If you feel the complaint hasn’t been taken seriously or satisfactorily resolved you can request an escalation to a more senior level.
The complaints procedure should provide more detail, but typically it’s as straightforward as explaining that you're not happy with what you've been told so far, and asking for the complaint to be escalated. What happens at this stage will depend on the ISPs complaint handling guidelines. Often it will be reviewed by a supervisor or manager in customer services who will decide whether it should be passed to a specific department or senior member of staff.
3. Accept the resolution or request a deadlock letter
By this stage the ISP should have explained their final position on your complaint. They may offer compensation, or simply provide more information about their decision.
If you’re not happy with the outcome you should write to request a deadlock letter. In some cases it may be sent without prompting.
A deadlock letter is a formal confirmation that both parties have been unable to come to a mutually satisfactory arrangement.
Once you've exhausted the options with your provider it can be taken to the ombudsman, but in order to do so you will need to have a deadlock letter, or show that you have had no contact from the provider for at least eight weeks.

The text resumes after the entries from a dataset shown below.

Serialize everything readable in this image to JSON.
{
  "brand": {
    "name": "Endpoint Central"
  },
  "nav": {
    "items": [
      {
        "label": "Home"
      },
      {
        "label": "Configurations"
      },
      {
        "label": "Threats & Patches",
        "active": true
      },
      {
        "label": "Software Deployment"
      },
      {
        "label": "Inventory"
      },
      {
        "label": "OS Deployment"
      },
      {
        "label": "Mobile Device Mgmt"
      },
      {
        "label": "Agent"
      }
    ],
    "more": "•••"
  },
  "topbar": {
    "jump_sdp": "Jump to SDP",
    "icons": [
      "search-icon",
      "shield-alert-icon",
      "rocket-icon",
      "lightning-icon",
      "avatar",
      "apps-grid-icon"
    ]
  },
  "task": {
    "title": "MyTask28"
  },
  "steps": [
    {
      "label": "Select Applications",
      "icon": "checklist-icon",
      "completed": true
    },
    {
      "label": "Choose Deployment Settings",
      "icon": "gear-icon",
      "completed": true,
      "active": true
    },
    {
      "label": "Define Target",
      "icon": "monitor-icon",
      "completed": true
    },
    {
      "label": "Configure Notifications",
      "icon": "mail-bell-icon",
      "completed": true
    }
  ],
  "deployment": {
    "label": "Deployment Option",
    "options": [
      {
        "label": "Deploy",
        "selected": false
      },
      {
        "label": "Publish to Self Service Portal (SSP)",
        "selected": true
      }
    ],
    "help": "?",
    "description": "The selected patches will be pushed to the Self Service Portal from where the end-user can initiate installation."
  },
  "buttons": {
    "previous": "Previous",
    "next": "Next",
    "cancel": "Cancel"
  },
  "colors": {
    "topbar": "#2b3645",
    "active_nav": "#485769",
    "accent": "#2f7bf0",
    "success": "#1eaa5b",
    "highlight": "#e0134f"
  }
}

If at any stage you have had no response for eight weeks you can skip straight to complaining to the ombudsman.
4. Complain to the ombudsman
All companies offering services to individuals or small businesses of fewer than 10 employees must be members of an Alternative Dispute Resolution (ADR) scheme. For phone, broadband and mobile providers this is either CISAS or Ombudsman Service: Communications.
To find out which of them your provider uses consult Ofcom’s list of ADR schemes.
Read the procedures carefully so you understand how to contact the ombudsman in accordance with their rules and are aware of any time limits which may apply.
The ombudsman will investigate your complaint and issue a response. If they side with you they will recommended a remedy such as an apology, financial compensation or a change to a provider’s procedures to prevent a repeat of the problem.
Private firms are not legally bound to follow the recommendation of the ombudsman, however it is unusual for them not to comply.
If the ombudsman’s ruling is not in your favour there is no right of appeal. If you do not accept this decision you would need to pursue legal action at your own expense.
Ofcom’s voluntary code of practice for broadband speeds was updated in 2015 to better handle the tricky issue of broadband speed complaints. It provides guidelines for ISPs when dealing with speed complaints, and can allow you to leave a contract early without penalty.
Before approaching the ISP you need to have an idea of what speed you should be getting as well as its current performance.
When you sign up for a broadband service the provider should supply an accurate speed estimate. Keep a record of this - if it was provided online take a screenshot, or request a printed or email confirmation.
If broadband speed falls far below this estimate then you have strong grounds to take it further. You can check with a tool like the Broadband Genie speed test. Run multiple tests over a period of several days or weeks to eliminate peak time slowdown, network outages and other temporary issues.
Providers who have signed up to the code have agreed to treat speed complaints as a technical support issue and to follow standard procedures to resolve them. They will run tests to confirm the speed, probably ask you to perform troubleshooting steps, and may send out an engineer if their diagnostics indicate a problem with the line.
If the speed does not improve following this you have the right to cancel your contract without charge. The ISP may offer an alternative resolution such as reduced pricing but you are not obligated to accept this.
This is great news for anyone suffering from a broadband service that is running far slower than advertised, but make sure to follow the process correctly to avoid any unexpected cancellation fees, and keep in mind that the code of practice is voluntary so not all providers will adhere to this process.